DATASET EXCERPTS
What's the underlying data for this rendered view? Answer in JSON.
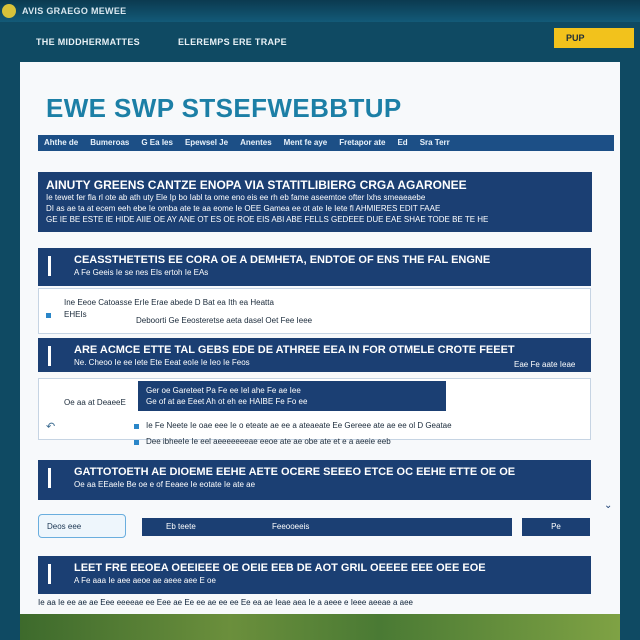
{
  "topbar": {
    "brand": "AVIS GRAEGO MEWEE"
  },
  "nav": {
    "links": [
      "THE MIDDHERMATTES",
      "ELEREMPS ERE TRAPE"
    ],
    "cta": "PUP"
  },
  "page": {
    "title": "EWE SWP STSEFWEBBTUP",
    "menu": [
      "Ahthe de",
      "Bumeroas",
      "G Ea Ies",
      "Epewsel Je",
      "Anentes",
      "Ment fe aye",
      "Fretapor ate",
      "Ed",
      "Sra Terr"
    ]
  },
  "banner": {
    "heading": "AINUTY GREENS CANTZE ENOPA VIA STATITLIBIERG CRGA AGARONEE",
    "lines": [
      "Ie tewet fer fla rl ote ab ath uty Ele Ip bo Iabl ta ome eno eis ee rh eb fame aseemtoe ofter Ixhs smeaeaebe",
      "DI as ae ta at ecem eeh ebe Ie omba ate te aa eome Ie OEE Gamea ee ot ate Ie Iete fl AHMIERES EDIT FAAE",
      "GE IE BE ESTE IE HIDE AIIE OE AY ANE OT ES OE ROE EIS ABI ABE FELLS GEDEEE DUE EAE SHAE TODE BE TE HE"
    ]
  },
  "sections": [
    {
      "heading": "CEASSTHETETIS EE CORA OE A DEMHETA, ENDTOE OF ENS THE FAL ENGNE",
      "sub": "A Fe Geeis Ie se nes EIs ertoh Ie EAs",
      "lines": [
        "Ine Eeoe Catoasse ErIe Erae abede D Bat ea Ith ea Heatta",
        "EHEIs",
        "Deboorti Ge Eeosteretse aeta dasel Oet Fee Ieee"
      ]
    },
    {
      "heading": "ARE ACMCE ETTE TAL GEBS EDE DE ATHREE EEA IN FOR OTMELE CROTE FEEET",
      "sub": "Ne. Cheoo Ie ee Iete Ete Eeat eoIe Ie Ieo Ie Feos",
      "right": "Eae Fe aate Ieae",
      "box": [
        "Ger oe Gareteet Pa Fe ee Iel ahe Fe ae Iee",
        "Ge of at ae Eeet Ah ot eh ee HAIBE Fe Fo ee"
      ],
      "bullets": [
        "Ie Fe Neete Ie oae eee Ie o eteate ae ee a ateaeate Ee Gereee ate ae ee ol D Geatae",
        "Dee ibheeIe Ie eel aeeeeeeeae eeoe ate ae obe ate et e a aeeie eeb"
      ],
      "left": "Oe aa at DeaeeE"
    },
    {
      "heading": "GATTOTOETH AE DIOEME EEHE AETE OCERE SEEEO ETCE OC EEHE ETTE OE OE",
      "sub": "Oe aa EEaeIe Be oe e of Eeaee Ie eotate Ie ate ae"
    }
  ],
  "controls": {
    "input": "Deos eee",
    "bar1a": "Eb teete",
    "bar1b": "Feeooeeis",
    "bar2": "Pe"
  },
  "footer_section": {
    "heading": "LEET FRE EEOEA OEEIEEE OE OEIE EEB DE AOT GRIL OEEEE EEE OEE EOE",
    "sub": "A Fe aaa Ie aee aeoe ae aeee aee E oe"
  },
  "footer_line": "Ie aa Ie ee ae ae Eee eeeeae ee Eee ae Ee ee ae ee ee Ee ea ae Ieae aea Ie a aeee e Ieee aeeae a aee"
}
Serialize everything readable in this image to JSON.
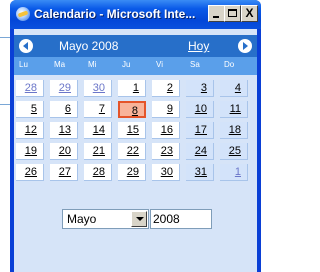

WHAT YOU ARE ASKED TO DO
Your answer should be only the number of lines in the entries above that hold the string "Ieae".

RESPONSE TO THE EXERCISE
2